__Work item__: What lines of the data hold the string "Month"? Copy them all.

__Task material__:
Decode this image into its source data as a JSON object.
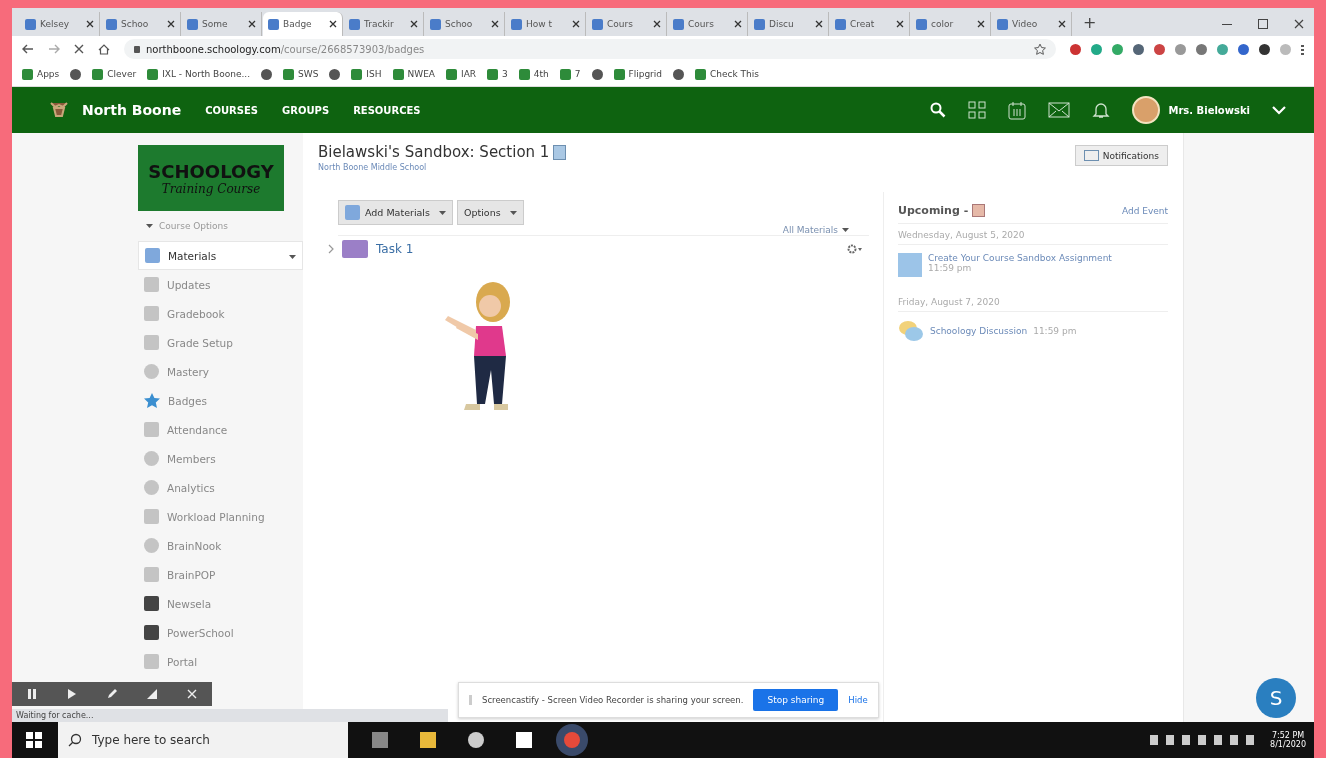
{
  "browser": {
    "tabs": [
      {
        "label": "Kelsey",
        "selected": false
      },
      {
        "label": "Schoo",
        "selected": false
      },
      {
        "label": "Some",
        "selected": false
      },
      {
        "label": "Badge",
        "selected": true
      },
      {
        "label": "Trackir",
        "selected": false
      },
      {
        "label": "Schoo",
        "selected": false
      },
      {
        "label": "How t",
        "selected": false
      },
      {
        "label": "Cours",
        "selected": false
      },
      {
        "label": "Cours",
        "selected": false
      },
      {
        "label": "Discu",
        "selected": false
      },
      {
        "label": "Creat",
        "selected": false
      },
      {
        "label": "color",
        "selected": false
      },
      {
        "label": "Video",
        "selected": false
      }
    ],
    "new_tab": "+",
    "url_host": "northboone.schoology.com",
    "url_path": "/course/2668573903/badges",
    "bookmarks": [
      {
        "kind": "link",
        "label": "Apps"
      },
      {
        "kind": "icon"
      },
      {
        "kind": "link",
        "label": "Clever"
      },
      {
        "kind": "link",
        "label": "IXL - North Boone..."
      },
      {
        "kind": "icon"
      },
      {
        "kind": "link",
        "label": "SWS"
      },
      {
        "kind": "icon"
      },
      {
        "kind": "link",
        "label": "ISH"
      },
      {
        "kind": "link",
        "label": "NWEA"
      },
      {
        "kind": "link",
        "label": "IAR"
      },
      {
        "kind": "link",
        "label": "3"
      },
      {
        "kind": "link",
        "label": "4th"
      },
      {
        "kind": "link",
        "label": "7"
      },
      {
        "kind": "icon"
      },
      {
        "kind": "link",
        "label": "Flipgrid"
      },
      {
        "kind": "icon"
      },
      {
        "kind": "link",
        "label": "Check This"
      }
    ]
  },
  "header": {
    "brand": "North Boone",
    "nav": [
      "COURSES",
      "GROUPS",
      "RESOURCES"
    ],
    "user": "Mrs. Bielowski"
  },
  "course": {
    "logo_title": "SCHOOLOGY",
    "logo_subtitle": "Training Course",
    "options": "Course Options",
    "title": "Bielawski's Sandbox: Section 1",
    "school": "North Boone Middle School",
    "notifications": "Notifications"
  },
  "sidebar": {
    "items": [
      {
        "label": "Materials",
        "kind": "folder",
        "selected": true
      },
      {
        "label": "Updates",
        "kind": "tile",
        "selected": false
      },
      {
        "label": "Gradebook",
        "kind": "tile",
        "selected": false
      },
      {
        "label": "Grade Setup",
        "kind": "tile",
        "selected": false
      },
      {
        "label": "Mastery",
        "kind": "round",
        "selected": false
      },
      {
        "label": "Badges",
        "kind": "star",
        "selected": false
      },
      {
        "label": "Attendance",
        "kind": "tile",
        "selected": false
      },
      {
        "label": "Members",
        "kind": "round",
        "selected": false
      },
      {
        "label": "Analytics",
        "kind": "round",
        "selected": false
      },
      {
        "label": "Workload Planning",
        "kind": "tile",
        "selected": false
      },
      {
        "label": "BrainNook",
        "kind": "round",
        "selected": false
      },
      {
        "label": "BrainPOP",
        "kind": "tile",
        "selected": false
      },
      {
        "label": "Newsela",
        "kind": "dark",
        "selected": false
      },
      {
        "label": "PowerSchool",
        "kind": "dark",
        "selected": false
      },
      {
        "label": "Portal",
        "kind": "tile",
        "selected": false
      }
    ]
  },
  "materials": {
    "add": "Add Materials",
    "options": "Options",
    "filter": "All Materials",
    "items": [
      {
        "title": "Task 1"
      }
    ]
  },
  "upcoming": {
    "title": "Upcoming -",
    "add": "Add Event",
    "days": [
      {
        "date": "Wednesday, August 5, 2020",
        "events": [
          {
            "title": "Create Your Course Sandbox Assignment",
            "time": "11:59 pm",
            "kind": "assignment"
          }
        ]
      },
      {
        "date": "Friday, August 7, 2020",
        "events": [
          {
            "title": "Schoology Discussion",
            "time": "11:59 pm",
            "kind": "discussion"
          }
        ]
      }
    ]
  },
  "share_bar": {
    "message": "Screencastify - Screen Video Recorder is sharing your screen.",
    "stop": "Stop sharing",
    "hide": "Hide"
  },
  "status": "Waiting for cache...",
  "chat_badge": "S",
  "taskbar": {
    "search": "Type here to search",
    "time": "7:52 PM",
    "date": "8/1/2020"
  }
}
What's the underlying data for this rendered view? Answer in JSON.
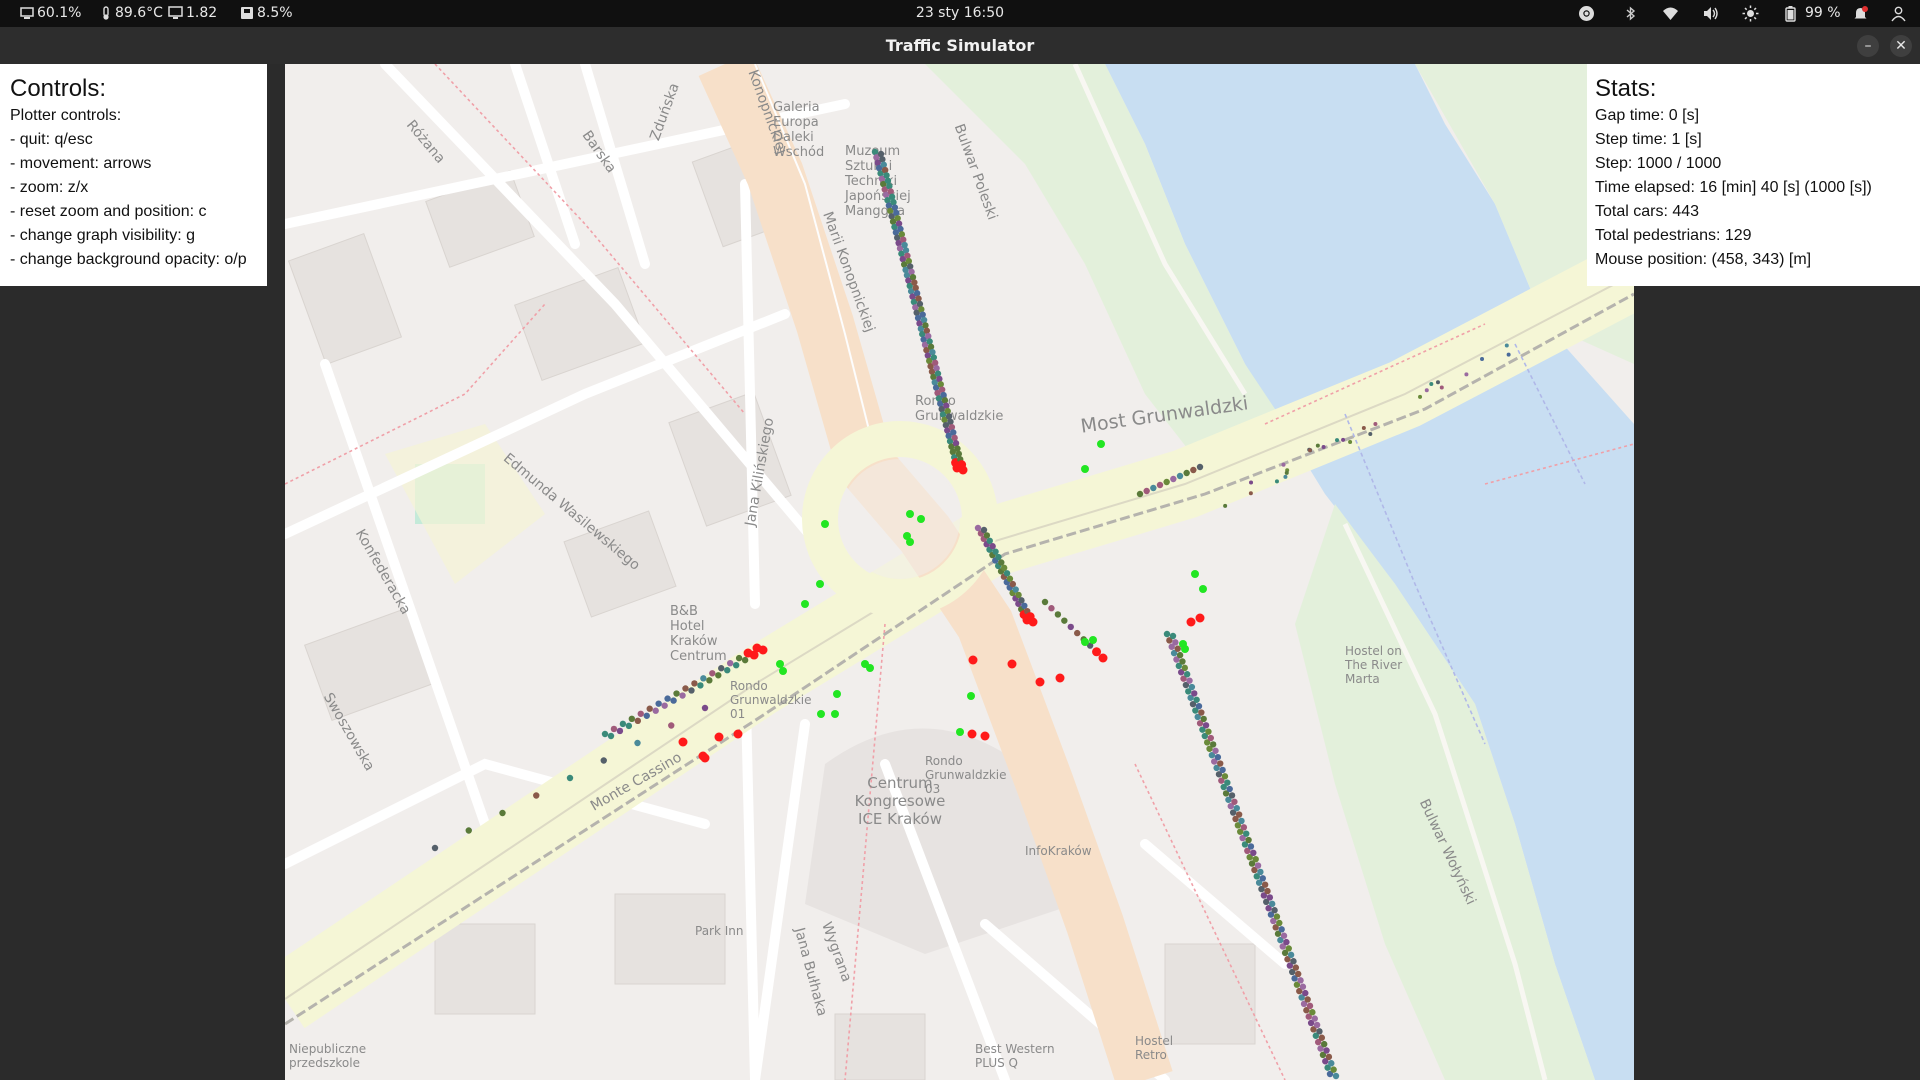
{
  "system_bar": {
    "cpu": "60.1%",
    "temperature": "89.6°C",
    "load": "1.82",
    "memory": "8.5%",
    "clock": "23 sty  16:50",
    "battery": "99 %",
    "icons": [
      "cpu-icon",
      "thermometer-icon",
      "monitor-icon",
      "memory-icon",
      "chrome-icon",
      "bluetooth-icon",
      "wifi-icon",
      "volume-icon",
      "brightness-icon",
      "battery-icon",
      "notification-icon",
      "user-icon"
    ]
  },
  "window": {
    "title": "Traffic Simulator",
    "minimize_label": "–",
    "close_label": "✕"
  },
  "controls": {
    "title": "Controls:",
    "lines": [
      "Plotter controls:",
      " - quit: q/esc",
      " - movement: arrows",
      " - zoom: z/x",
      " - reset zoom and position: c",
      " - change graph visibility: g",
      " - change background opacity: o/p"
    ]
  },
  "stats": {
    "title": "Stats:",
    "lines": [
      "Gap time: 0 [s]",
      "Step time: 1 [s]",
      "Step: 1000 / 1000",
      "Time elapsed: 16 [min] 40 [s] (1000 [s])",
      "Total cars: 443",
      "Total pedestrians: 129",
      "Mouse position: (458, 343) [m]"
    ]
  },
  "map": {
    "labels": [
      "Konopnickiej",
      "Galeria Europa Daleki Wschód",
      "Muzeum Sztuki i Techniki Japońskiej Manggha",
      "Bulwar Poleski",
      "Most Grunwaldzki",
      "Rondo Grunwaldzkie",
      "Marii Konopnickiej",
      "Jana Kilińskiego",
      "Edmunda Wasilewskiego",
      "Konfederacka",
      "Monte Cassino",
      "B&B Hotel Kraków Centrum",
      "Rondo Grunwaldzkie 01",
      "Rondo Grunwaldzkie 03",
      "Centrum Kongresowe ICE Kraków",
      "InfoKraków",
      "Hostel on The River Marta",
      "Bulwar Wołyński",
      "Jana Bułhaka",
      "Wygrana",
      "Park Inn",
      "Best Western PLUS Q",
      "Hostel Retro",
      "Niepubliczne przedszkole",
      "Barska",
      "Zduńska",
      "Różana",
      "Swoszowska"
    ]
  },
  "colors": {
    "road_major": "#f7e0c9",
    "road_secondary": "#f5f6d6",
    "water": "#c5dcf1",
    "park": "#e4f1dc",
    "car_stopped": "#ff1a1a",
    "pedestrian": "#22e622"
  }
}
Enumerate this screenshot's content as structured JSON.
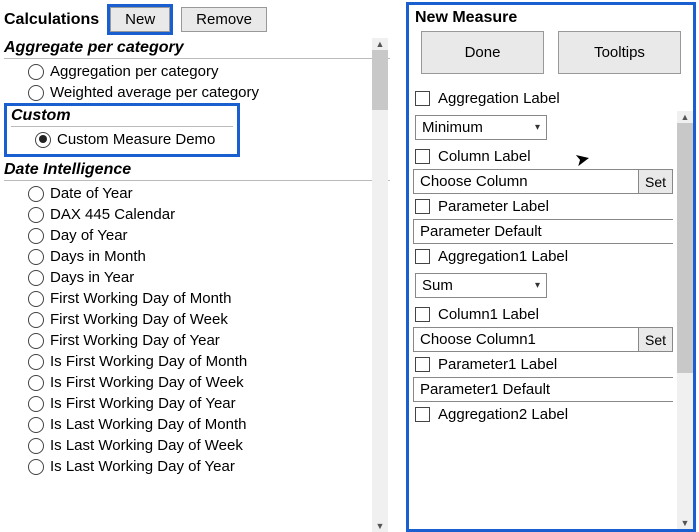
{
  "left": {
    "title": "Calculations",
    "new_label": "New",
    "remove_label": "Remove",
    "groups": {
      "aggregate": {
        "title": "Aggregate per category",
        "items": [
          {
            "label": "Aggregation per category",
            "checked": false
          },
          {
            "label": "Weighted average per category",
            "checked": false
          }
        ]
      },
      "custom": {
        "title": "Custom",
        "items": [
          {
            "label": "Custom Measure Demo",
            "checked": true
          }
        ]
      },
      "date": {
        "title": "Date Intelligence",
        "items": [
          {
            "label": "Date of Year"
          },
          {
            "label": "DAX 445 Calendar"
          },
          {
            "label": "Day of Year"
          },
          {
            "label": "Days in Month"
          },
          {
            "label": "Days in Year"
          },
          {
            "label": "First Working Day of Month"
          },
          {
            "label": "First Working Day of Week"
          },
          {
            "label": "First Working Day of Year"
          },
          {
            "label": "Is First Working Day of Month"
          },
          {
            "label": "Is First Working Day of Week"
          },
          {
            "label": "Is First Working Day of Year"
          },
          {
            "label": "Is Last Working Day of Month"
          },
          {
            "label": "Is Last Working Day of Week"
          },
          {
            "label": "Is Last Working Day of Year"
          }
        ]
      }
    }
  },
  "right": {
    "title": "New Measure",
    "done_label": "Done",
    "tooltips_label": "Tooltips",
    "agg_label": "Aggregation Label",
    "agg_select": "Minimum",
    "col_label": "Column Label",
    "choose_col": "Choose Column",
    "set_label": "Set",
    "param_label": "Parameter Label",
    "param_default": "Parameter Default",
    "agg1_label": "Aggregation1 Label",
    "agg1_select": "Sum",
    "col1_label": "Column1 Label",
    "choose_col1": "Choose Column1",
    "param1_label": "Parameter1 Label",
    "param1_default": "Parameter1 Default",
    "agg2_label": "Aggregation2 Label"
  }
}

__Finished task__:
            "label": "Days in Month"
            "label": "First Working Day of Month"
            "label": "Is First Working Day of Month"
            "label": "Is Last Working Day of Month"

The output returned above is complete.